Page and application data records
BEGIN

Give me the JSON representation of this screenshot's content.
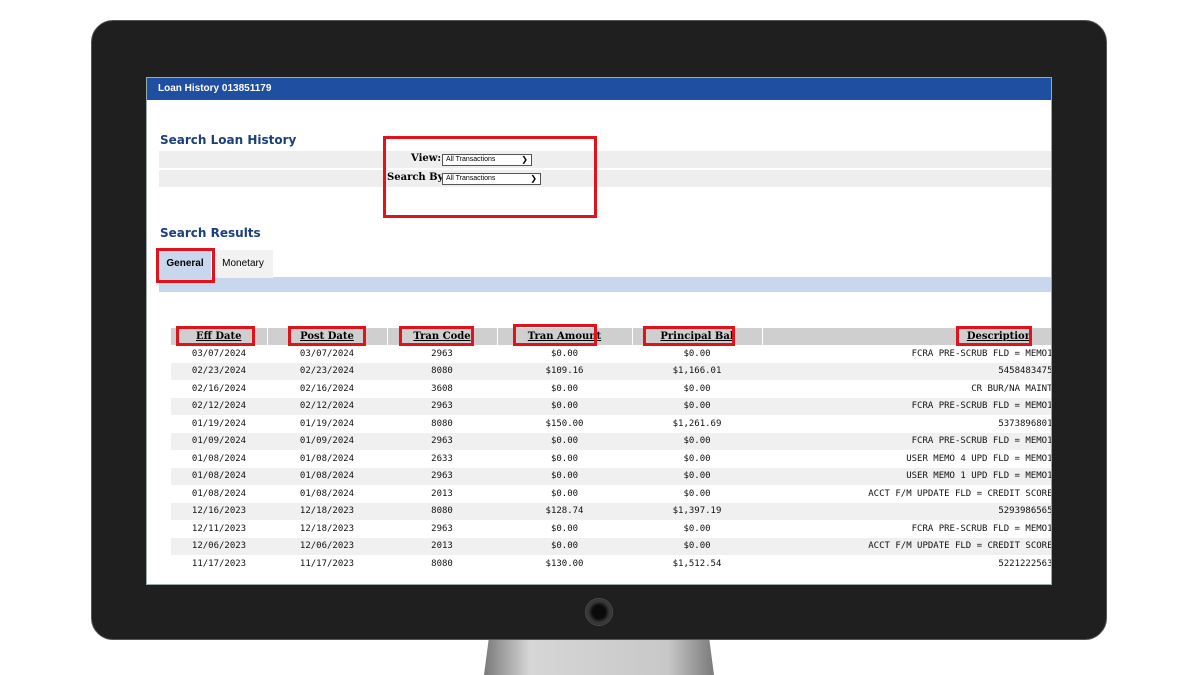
{
  "window": {
    "title": "Loan History 013851179"
  },
  "search": {
    "heading": "Search Loan History",
    "view_label": "View:",
    "view_value": "All Transactions",
    "search_by_label": "Search By:",
    "search_by_value": "All Transactions"
  },
  "results": {
    "heading": "Search Results",
    "tabs": [
      {
        "label": "General",
        "active": true
      },
      {
        "label": "Monetary",
        "active": false
      }
    ],
    "columns": [
      "Eff Date",
      "Post Date",
      "Tran Code",
      "Tran Amount",
      "Principal Bal",
      "Description"
    ],
    "rows": [
      [
        "03/07/2024",
        "03/07/2024",
        "2963",
        "$0.00",
        "$0.00",
        "FCRA PRE-SCRUB FLD = MEMO1"
      ],
      [
        "02/23/2024",
        "02/23/2024",
        "8080",
        "$109.16",
        "$1,166.01",
        "5458483475"
      ],
      [
        "02/16/2024",
        "02/16/2024",
        "3608",
        "$0.00",
        "$0.00",
        "CR BUR/NA MAINT"
      ],
      [
        "02/12/2024",
        "02/12/2024",
        "2963",
        "$0.00",
        "$0.00",
        "FCRA PRE-SCRUB FLD = MEMO1"
      ],
      [
        "01/19/2024",
        "01/19/2024",
        "8080",
        "$150.00",
        "$1,261.69",
        "5373896801"
      ],
      [
        "01/09/2024",
        "01/09/2024",
        "2963",
        "$0.00",
        "$0.00",
        "FCRA PRE-SCRUB FLD = MEMO1"
      ],
      [
        "01/08/2024",
        "01/08/2024",
        "2633",
        "$0.00",
        "$0.00",
        "USER MEMO 4 UPD FLD = MEMO1"
      ],
      [
        "01/08/2024",
        "01/08/2024",
        "2963",
        "$0.00",
        "$0.00",
        "USER MEMO 1 UPD FLD = MEMO1"
      ],
      [
        "01/08/2024",
        "01/08/2024",
        "2013",
        "$0.00",
        "$0.00",
        "ACCT F/M UPDATE FLD = CREDIT SCORE"
      ],
      [
        "12/16/2023",
        "12/18/2023",
        "8080",
        "$128.74",
        "$1,397.19",
        "5293986565"
      ],
      [
        "12/11/2023",
        "12/18/2023",
        "2963",
        "$0.00",
        "$0.00",
        "FCRA PRE-SCRUB FLD = MEMO1"
      ],
      [
        "12/06/2023",
        "12/06/2023",
        "2013",
        "$0.00",
        "$0.00",
        "ACCT F/M UPDATE FLD = CREDIT SCORE"
      ],
      [
        "11/17/2023",
        "11/17/2023",
        "8080",
        "$130.00",
        "$1,512.54",
        "5221222563"
      ]
    ]
  },
  "colors": {
    "titlebar": "#1f4fa0",
    "heading": "#1a3f7a",
    "highlight": "#e0121b",
    "tab_active": "#c9d7ee",
    "bezel": "#1f1f1f"
  },
  "icons": {
    "select_chevron": "chevron-down-icon"
  }
}
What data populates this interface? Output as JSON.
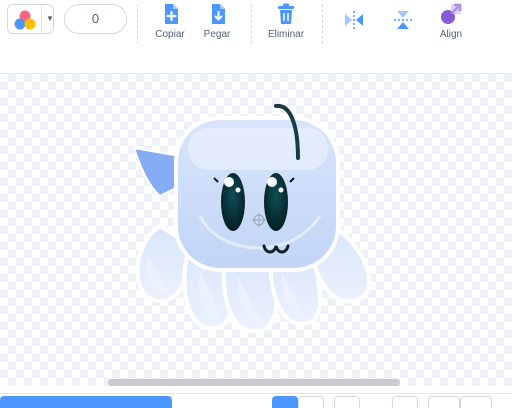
{
  "toolbar": {
    "fill_color_button": {
      "icon": "color-palette-icon"
    },
    "outline_width": "0",
    "copy_label": "Copiar",
    "paste_label": "Pegar",
    "delete_label": "Eliminar",
    "flip_horizontal": {
      "icon": "flip-horizontal-icon"
    },
    "flip_vertical": {
      "icon": "flip-vertical-icon"
    },
    "align_label": "Align"
  },
  "colors": {
    "accent": "#4c97ff",
    "text": "#575e75",
    "align_icon": "#855cd6",
    "delete_icon": "#4c97ff"
  },
  "canvas": {
    "sprite": "jellyfish-ghost-costume"
  }
}
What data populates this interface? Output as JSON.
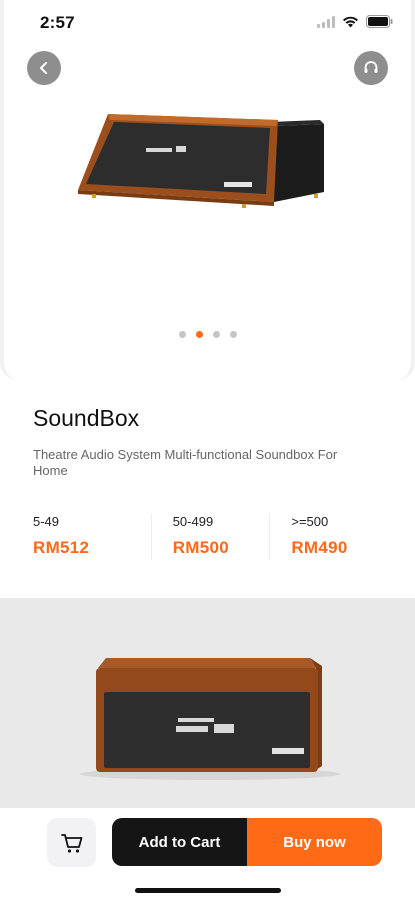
{
  "status_bar": {
    "time": "2:57",
    "icons": [
      "cellular-signal-icon",
      "wifi-icon",
      "battery-icon"
    ]
  },
  "header": {
    "back_icon": "chevron-left-icon",
    "support_icon": "headset-icon"
  },
  "gallery": {
    "image_count": 4,
    "active_index": 1,
    "accent_color": "#ff6a16"
  },
  "product": {
    "title": "SoundBox",
    "description": "Theatre Audio System Multi-functional Soundbox For Home",
    "price_tiers": [
      {
        "qty": "5-49",
        "price": "RM512"
      },
      {
        "qty": "50-499",
        "price": "RM500"
      },
      {
        "qty": ">=500",
        "price": "RM490"
      }
    ]
  },
  "actions": {
    "cart_icon": "cart-icon",
    "add_to_cart": "Add to Cart",
    "buy_now": "Buy now"
  },
  "colors": {
    "accent": "#ff6a16",
    "dark_button": "#151515"
  }
}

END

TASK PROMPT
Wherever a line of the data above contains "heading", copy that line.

RESULT
    "heading": "Search Loan History",
    "heading": "Search Results",
    "heading": "#1a3f7a",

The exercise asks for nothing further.